### Records for the exercise

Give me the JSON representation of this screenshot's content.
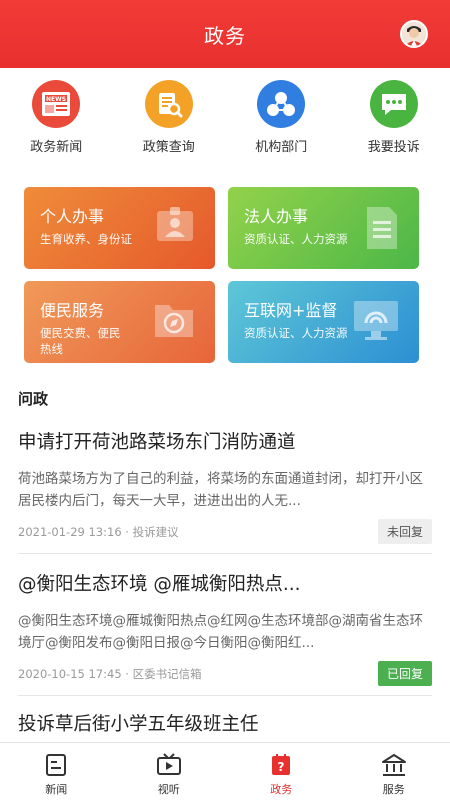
{
  "header": {
    "title": "政务"
  },
  "quicknav": [
    {
      "label": "政务新闻",
      "icon": "news-icon",
      "color": "#e94a3a",
      "badge": "NEWS"
    },
    {
      "label": "政策查询",
      "icon": "policy-search-icon",
      "color": "#f3a227"
    },
    {
      "label": "机构部门",
      "icon": "department-icon",
      "color": "#2f7ee0"
    },
    {
      "label": "我要投诉",
      "icon": "complaint-chat-icon",
      "color": "#49b43f"
    }
  ],
  "cards": [
    {
      "title": "个人办事",
      "sub": "生育收养、身份证",
      "icon": "id-card-icon",
      "color_from": "#ee8a3a",
      "color_to": "#e55a2b"
    },
    {
      "title": "法人办事",
      "sub": "资质认证、人力资源",
      "icon": "document-icon",
      "color_from": "#92d04a",
      "color_to": "#4fb848"
    },
    {
      "title": "便民服务",
      "sub": "便民交费、便民热线",
      "icon": "folder-compass-icon",
      "color_from": "#ef9a5a",
      "color_to": "#e8663a"
    },
    {
      "title": "互联网+监督",
      "sub": "资质认证、人力资源",
      "icon": "monitor-icon",
      "color_from": "#5cc6d8",
      "color_to": "#2b8fd3"
    }
  ],
  "section": {
    "title": "问政"
  },
  "feed": [
    {
      "title": "申请打开荷池路菜场东门消防通道",
      "body": "荷池路菜场方为了自己的利益，将菜场的东面通道封闭，却打开小区居民楼内后门，每天一大早，进进出出的人无...",
      "meta": "2021-01-29 13:16 · 投诉建议",
      "status": "未回复"
    },
    {
      "title": "@衡阳生态环境 @雁城衡阳热点...",
      "body": "@衡阳生态环境@雁城衡阳热点@红网@生态环境部@湖南省生态环境厅@衡阳发布@衡阳日报@今日衡阳@衡阳红...",
      "meta": "2020-10-15 17:45 · 区委书记信箱",
      "status": "已回复"
    },
    {
      "title": "投诉草后街小学五年级班主任"
    }
  ],
  "tabbar": [
    {
      "label": "新闻",
      "icon": "news-tab-icon"
    },
    {
      "label": "视听",
      "icon": "video-tab-icon"
    },
    {
      "label": "政务",
      "icon": "government-tab-icon",
      "active": true
    },
    {
      "label": "服务",
      "icon": "service-tab-icon"
    }
  ]
}
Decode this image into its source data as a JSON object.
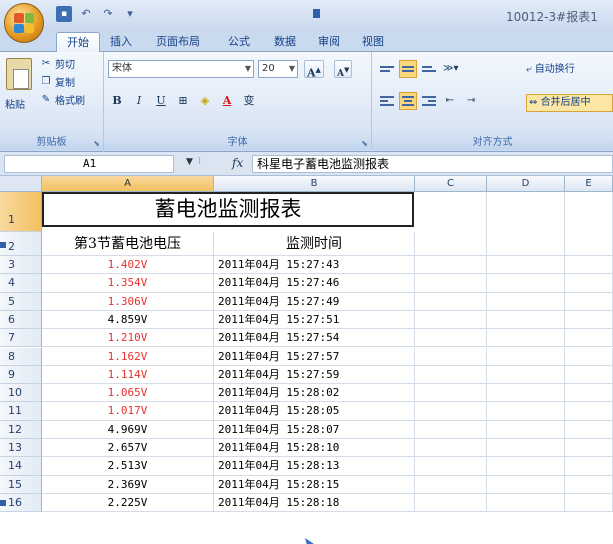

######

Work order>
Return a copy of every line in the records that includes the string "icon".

Response below>
      "icon": "news-icon",
      "icon": "policy-search-icon",
      "icon": "department-icon",
      "icon": "complaint-chat-icon",
      "icon": "id-card-icon",
      "icon": "document-icon",
      "icon": "folder-compass-icon",
      "icon": "monitor-icon",
      "icon": "news-tab-icon"
      "icon": "video-tab-icon"
      "icon": "government-tab-icon",
      "icon": "service-tab-icon"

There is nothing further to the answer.